My usual role in this sort of situation is to be positive, to look for solutions, to jolly everyone along. But a couple of days away from it all has helped me to realise that deep down I too have been anxious about my granddaughter. And I’ve added to that anxiety by taking on this physical challenge in the Arthurs. I get to say this to both Lynne and my daughter, and it feels good to better understand the source of those letter A feelings that have inhabited my stomach.

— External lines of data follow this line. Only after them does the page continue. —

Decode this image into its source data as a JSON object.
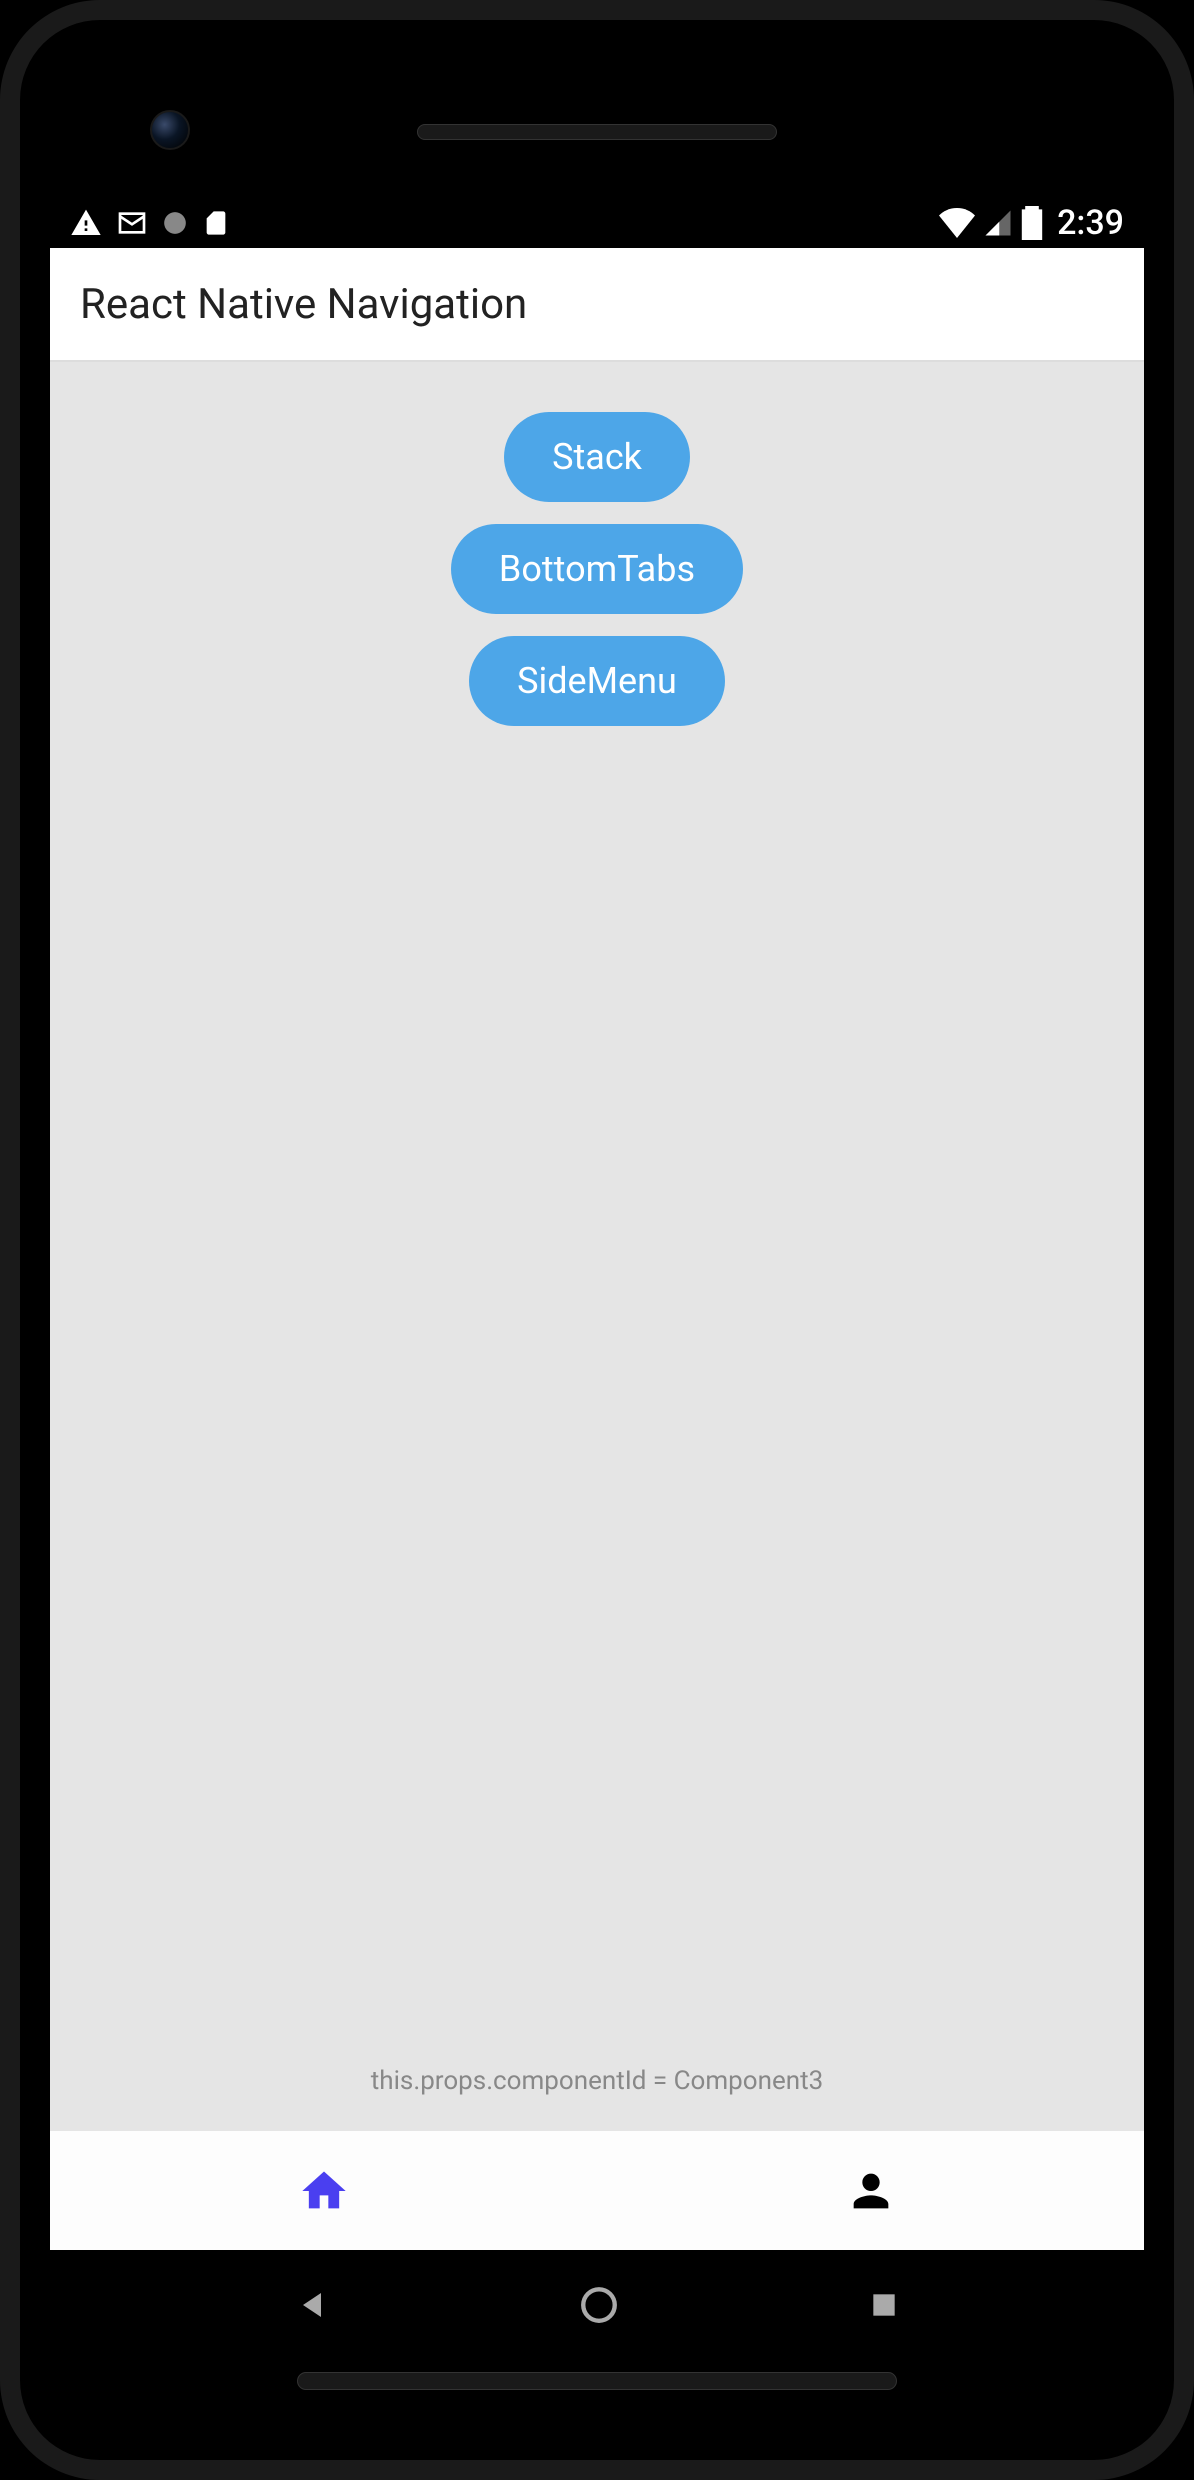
{
  "statusBar": {
    "time": "2:39"
  },
  "header": {
    "title": "React Native Navigation"
  },
  "buttons": {
    "stack": "Stack",
    "bottomTabs": "BottomTabs",
    "sideMenu": "SideMenu"
  },
  "footer": {
    "componentIdText": "this.props.componentId = Component3"
  },
  "colors": {
    "buttonBg": "#4da6e8",
    "activeTab": "#4a3ff0",
    "inactiveTab": "#000000"
  }
}
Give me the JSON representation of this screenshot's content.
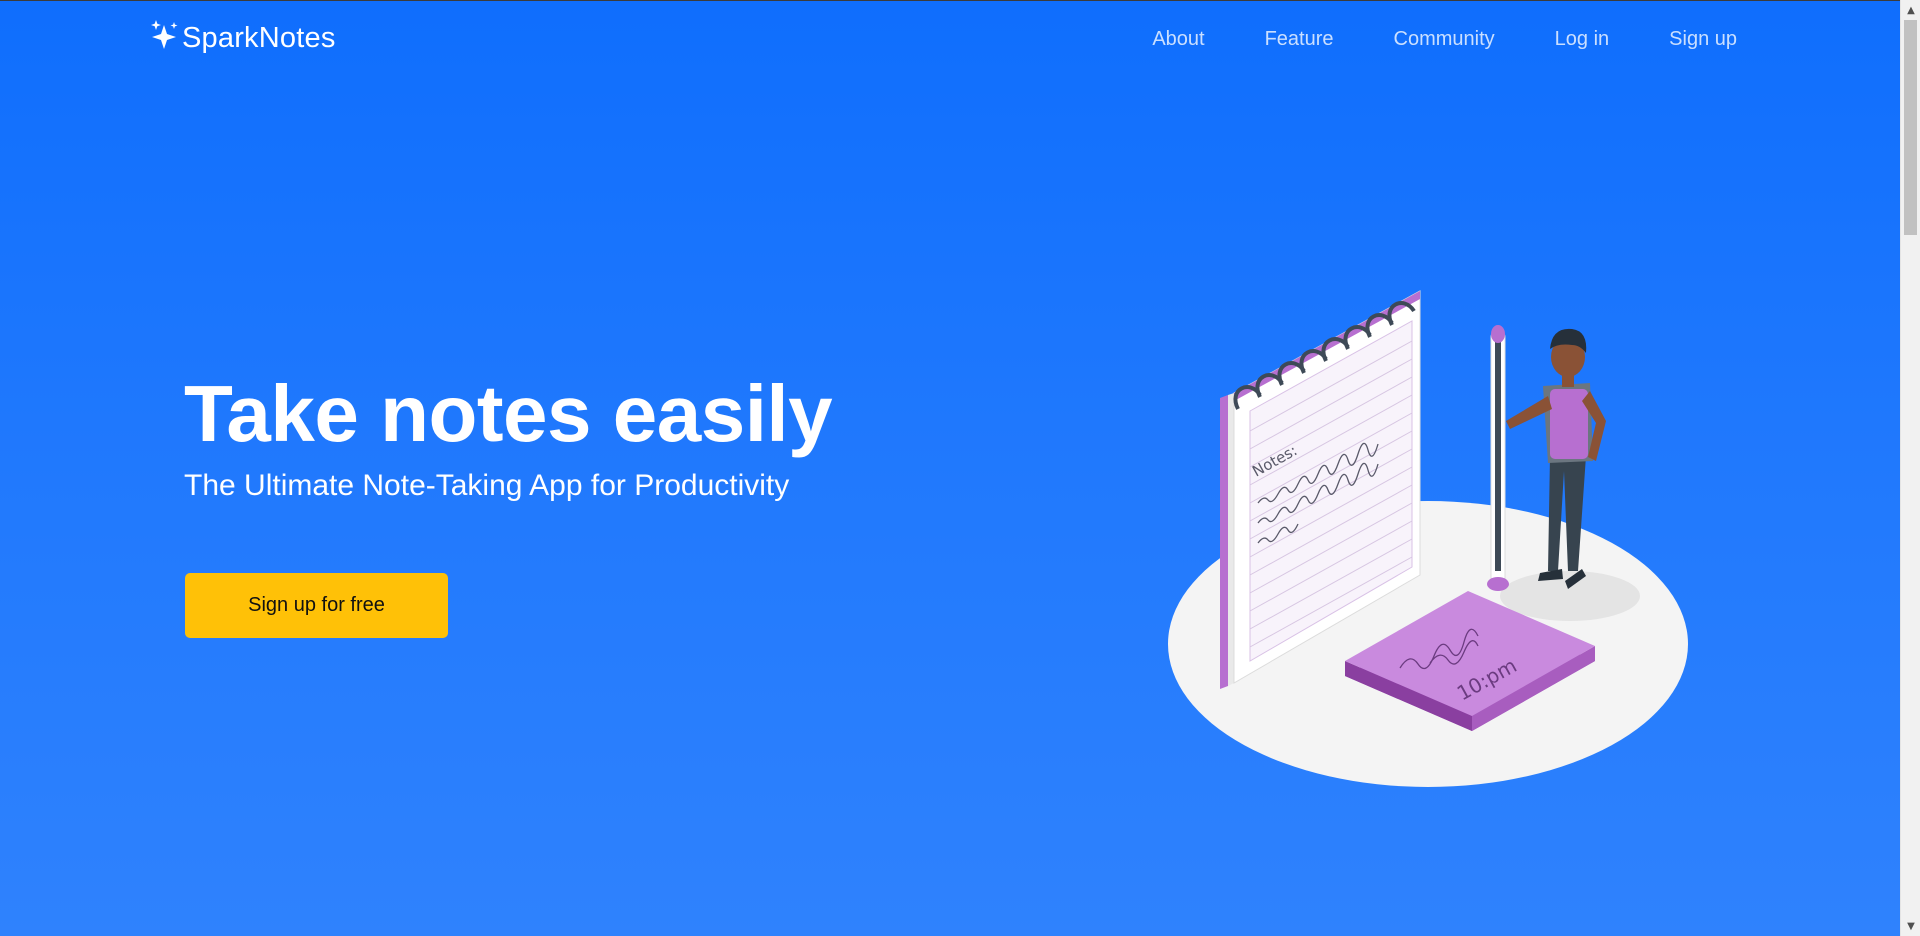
{
  "brand": {
    "name": "SparkNotes",
    "icon": "sparkles-icon"
  },
  "nav": {
    "items": [
      {
        "label": "About"
      },
      {
        "label": "Feature"
      },
      {
        "label": "Community"
      },
      {
        "label": "Log in"
      },
      {
        "label": "Sign up"
      }
    ]
  },
  "hero": {
    "title": "Take notes easily",
    "subtitle": "The Ultimate Note-Taking App for Productivity",
    "cta_label": "Sign up for free"
  },
  "illustration": {
    "notepad_heading": "Notes:",
    "sticky_note_time": "10:pm"
  },
  "colors": {
    "background_top": "#0f6efd",
    "background_bottom": "#2f82fd",
    "cta": "#ffc107",
    "accent_purple": "#b76fd0"
  }
}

[Massed flowering of Tasmanian purplestar] 
Our calls complete, we don our packs and meander around and over Mt Hesperus. From there we angle steeply down through a burned-out area. The fires have been kind to some of the plants, and especially the Tasmanian purplestars, which are flowering more profusely than I’ve ever seen. We then sidle around Lake Fortuna, giving it more than one “could we camp there?” glance, before finally reaching the steep descent to beautiful Lake Cygnus. 

[Finally ... Lake Cygnus] 
By the time we get to the lake we’re exhausted again. I take small comfort from the fact that my 30 and 40 something-year-old companions are just as spent as me. Trying to set up tents when you’re in that state makes for comical scenes. After a certain amount of muted hysteria, we get our shelters up. Then it’s a quick meal and some vague chat about tomorrow. While apprehension and anxiety have both accompanied me today, I'm happy to add achievement to the lexicon. And then I succumb to the call of the sleeping bag.

Friday, 26 May 2017

Derwent River Walks: The Colours of New Norfolk

[Continuing a series featuring short walks along Tasmania's Derwent River]

[The Derwent River at New Norfolk] 
Any time of the year is a good time to try the short walks around New Norfolk. But could there be a better season than autumn, when the poplars and willows colour up; the winds calm down; and the broad Derwent seems in no rush to get to the sea?

I planned to do a circuit walk, so left my car at Tynwald Park, just on the Hobart side of town. An inviting gap in the golden poplars revealed a pedestrian bridge over the Lachlan River. This led to the Bicentennial Track, which follows the river upstream. I sampled the track for a while, then walked across town to access the New Norfolk Esplanade.

[Autumn colours in Tynwald Park] 
A 1km trail goes right along the southern bank of the Derwent. There I paused to chat with an angler (no, the fish weren’t biting) and to photograph some of the deciduous reflections in the beautiful, calm waters.

[Steep steps on the Derwent Cliffs Walk] 
I continued along the Esplanade north-east to the start/finish of the Derwent Cliffs Walk (it can be walked in either direction). I climbed steep stairs around some riverbank cliffs, before topping out some 20m above the Derwent. The sandstone cliffs offered great views both up and down the river, and was the perfect place for a scenic drink break. A few ducks were feeding busily on the river, and some lapwings “ack-acked” along the bank. But otherwise all was calm and quiet.

[Ducks on the Derwent River] 
As I continued downstream from the cliffs, I met the first of several dogs being walked around this popular track. Much of the well-made, multi-use track is also suitable for prams and bicycles. The cliffs had finished on my side of the river, but large cliffs still dominated the far bank. A popular walk to Pulpit Rock can be accessed via the Boyer Rd opposite this track. I’ve heard the views are great: that’s one for next time.

[The view from Derwent Cliffs] 
As the track curved around the river bend it flattened out. Now there was water on both sides of the track, the river itself to one side and some billabong-like ponds on the other. Waterbirds, honeyeaters and other smaller birds chatted and flitted all around. After a very leisurely hour and a quarter I was soon back at Tynwald Park, walking again alongside the tiny Lachlan River rather than the mighty Derwent.  

[Alongside the Lachlan River] 
I decided I still had time to drive to the Peppermint Hill Lookout for a view over the town and valley. Finally I wanted to walk across the main bridge over the Derwent. On such a calm, fine day, close to the peak of the valley’s autumn colouring, it was a perfect way to round off my visit. But as usual I’d found plenty of reasons to come back for more.

*This series was prepared for the Derwent Estuary Program and Greater Hobart Trails